RE: [anubiasdesign] Re: New Aquascape -- Freshwater Planted sloping sand
- Although the slope eventually levels out, one of the best ways to maintain the longevity of a slope is the use of hardscape material. I've done this on a number of tanks and although the slope does disappear over a period of time, this can make it last a lot longer. Also, using the hardscaping makes it easy to "redistribute" the material to each section on either side of the hardscaping. Like I mentioned before, I use a cardboard border and add the sand on one side and substrate on the other side. Then I remove the cardboard and add the hardscaping rocks to create a border and prevent the substrate from coming into the sand or gravel. After that, I add any additional hardscaping material like pieces of driftwood. I can leave the front of the aquascape open with sand or plant various border plants along the rocks. Then I add plants in the back in the special plant substrate. As long as the substrate isn't stirred up too much and moved into the sand portion. The nice things about this type of layout is that you can clean the substrate from the sand area easily and also remove old sand and replace it with new sand to "clean" up the aquascape.If anyone has any additional questions, I'd be happy to answer them.Bailin
Date: Mon, 16 Jul 2012 14:23:04 +0000

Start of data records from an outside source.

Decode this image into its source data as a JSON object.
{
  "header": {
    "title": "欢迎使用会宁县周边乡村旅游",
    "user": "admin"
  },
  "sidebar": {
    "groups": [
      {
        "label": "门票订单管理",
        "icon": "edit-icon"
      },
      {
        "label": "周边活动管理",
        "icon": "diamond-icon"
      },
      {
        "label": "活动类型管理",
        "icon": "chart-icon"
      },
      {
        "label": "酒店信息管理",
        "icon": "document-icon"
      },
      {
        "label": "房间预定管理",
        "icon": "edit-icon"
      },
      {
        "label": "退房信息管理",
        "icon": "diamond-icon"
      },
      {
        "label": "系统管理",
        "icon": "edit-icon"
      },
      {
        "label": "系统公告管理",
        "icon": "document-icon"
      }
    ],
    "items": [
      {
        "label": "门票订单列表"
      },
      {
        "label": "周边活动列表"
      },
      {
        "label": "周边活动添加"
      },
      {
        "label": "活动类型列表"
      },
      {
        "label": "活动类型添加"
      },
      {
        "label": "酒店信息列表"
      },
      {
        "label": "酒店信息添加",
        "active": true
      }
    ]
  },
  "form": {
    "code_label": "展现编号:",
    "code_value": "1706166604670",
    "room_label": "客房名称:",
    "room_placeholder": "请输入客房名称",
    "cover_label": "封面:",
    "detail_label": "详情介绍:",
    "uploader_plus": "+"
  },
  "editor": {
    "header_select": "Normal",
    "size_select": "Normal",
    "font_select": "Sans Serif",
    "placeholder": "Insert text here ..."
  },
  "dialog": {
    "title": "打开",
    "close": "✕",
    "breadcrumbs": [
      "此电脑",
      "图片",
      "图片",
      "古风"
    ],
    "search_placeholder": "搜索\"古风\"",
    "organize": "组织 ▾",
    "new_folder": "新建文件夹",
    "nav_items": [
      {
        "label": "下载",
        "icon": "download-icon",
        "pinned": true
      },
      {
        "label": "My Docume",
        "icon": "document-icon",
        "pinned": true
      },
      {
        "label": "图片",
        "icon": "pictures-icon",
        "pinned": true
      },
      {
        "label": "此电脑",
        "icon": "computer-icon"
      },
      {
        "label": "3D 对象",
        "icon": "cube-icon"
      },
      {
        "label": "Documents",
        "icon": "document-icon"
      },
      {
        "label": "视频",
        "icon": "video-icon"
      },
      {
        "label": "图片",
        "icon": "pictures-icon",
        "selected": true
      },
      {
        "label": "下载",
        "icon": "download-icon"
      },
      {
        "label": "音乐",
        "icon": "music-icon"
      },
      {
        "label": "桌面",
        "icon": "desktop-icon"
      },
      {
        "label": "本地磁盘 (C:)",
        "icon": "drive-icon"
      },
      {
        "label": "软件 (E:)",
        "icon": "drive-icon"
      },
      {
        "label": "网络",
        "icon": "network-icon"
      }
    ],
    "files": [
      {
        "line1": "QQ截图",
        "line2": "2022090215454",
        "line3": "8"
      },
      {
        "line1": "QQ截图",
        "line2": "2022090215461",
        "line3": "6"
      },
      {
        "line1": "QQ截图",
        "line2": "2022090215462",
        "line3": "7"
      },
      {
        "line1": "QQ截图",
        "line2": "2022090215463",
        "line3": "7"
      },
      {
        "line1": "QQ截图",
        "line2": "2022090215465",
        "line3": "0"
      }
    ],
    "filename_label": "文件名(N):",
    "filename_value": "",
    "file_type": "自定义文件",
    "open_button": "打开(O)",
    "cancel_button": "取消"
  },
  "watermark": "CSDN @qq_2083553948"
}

Subject: [anubiasdesign] Re: New Aquascape -- Freshwater Planted sloping sandIf you want a slope to your sand, add an oscar or some shell dwelling dwarf cichlids. ELOL
I use flower pots with the bottom hole blocked.
I have used egg crate to prevent cichlds from creating a slope. It more or less works, but I can't see it maintaining a slope.
Really coarse Poret foam probably would. Cut a slit to start the roots and mash some soil and laterite into the foam. I've done that but on the level, not sloped.
Rectangular Pyrex cake pans and bread pans can be used if you don't want to keep returning sand, but to me this is steps, not slopes.
A mechanical alternative to the sand-moving fish is a water circulator used in reef tanks. It will keep a permanent slope to the sand but only current loving plants like some vals and Aponogetons will do well in its constant flow. I have two Aponogeton species set up in the scour zone of a hydor eco. One (not home so can't check spelling longiplumosis??)has multiplied from one plant to six, and the other planted on the crest of the scour zone up against the front glass(A. natans), from half a dozen bulbs to at least three times that many.
--- In email@example.com, Donna Ransome <djransome@...> wrote:
> I terrace my tanks with a rock wall, but even with the terrace I have to
> scoop sand from the bottom back to the top weekly.
> From: firstname.lastname@example.org [mailto:email@example.com]
> On Behalf Of Dan Knowlton
> Sent: Saturday, July 14, 2012 4:48 PM
> To: firstname.lastname@example.org
> Subject: Re: [anubiasdesign] Re: New Aquascape -- Freshwater Planted
> but you can use egg crate for lights to keep the slope there.
- Mark and Kenny,What a great source for stuff. And, there they are, several different sizes of counter-current heat exchange ventilation systems ... I had been trying to find such a beast but all of my Google search efforts came up blank. Many thanks.Jim
From: Anubias Design <anubiasdesign@...>
To: anubiasdesign <email@example.com>
Sent: Mon, Jul 23, 2012 10:23 pm
Subject: Re: [anubiasdesign] Re: OT? - Dehumidifier
What Kenny said. Not a cheap solution but definitely the best solution.Mark
"where rare species are common"
We are proud to announce the formation of the American Labyrinth Fish Association (ALFA). We are starting out as a Yahoo Group with plans for a website and magazine. Please join us as we endeavor to learn more about these fascinating fish. http://tech.groups.yahoo.com/group/AmericanLabyrinthFishAssociation/
--- On Mon, 7/23/12, Me <KTapp@...> wrote:
From: Me <KTapp@...>
Subject: Re: [anubiasdesign] Re: OT? - Dehumidifier
Date: Monday, July 23, 2012, 12:59 PM
Look into an air exchanger. Www.jehmco.com sells them and can answer any questions you might have. It exchanges the air with outside air very efficiently. It will take care of the humidity and the bird dander.Sent from my Verizon Wireless 4G LTE DROID
"T. Barber" <tbarber00@...> wrote:
I have a fish room and a bird room that are adjacent to each other in my
house. I have a moisture problem with both rooms......I clean the
bird room by hosing it down so it is very wet on cleaning day (the birds
also spill water, bathe in their bowls etc.) the fish room has 7 tanks
one is 250 gallons so that room gets humid too. I need to keep mildew
from growing in either room.
I have tried to keep up with it by using small dehumidifiers from home
depot but to be honest they either don't work that well or last that
long and in the fish room - it just pumps all the heat into the room
which makes it warmer .............which increases the evaporation - its
a vicious cycle.
I have been looking at larger (more expensive) units to handle this
situation and have found some large units that might be the answer to
Am I correct in thinking a bigger unit wouldn't have to run so
often..........therefore the waste heat isn't as big a problem? I
could go with a unit that is ducted to the rooms and put it up in the
attic to deal with the heat issue too.
Anybody have any experience or advice?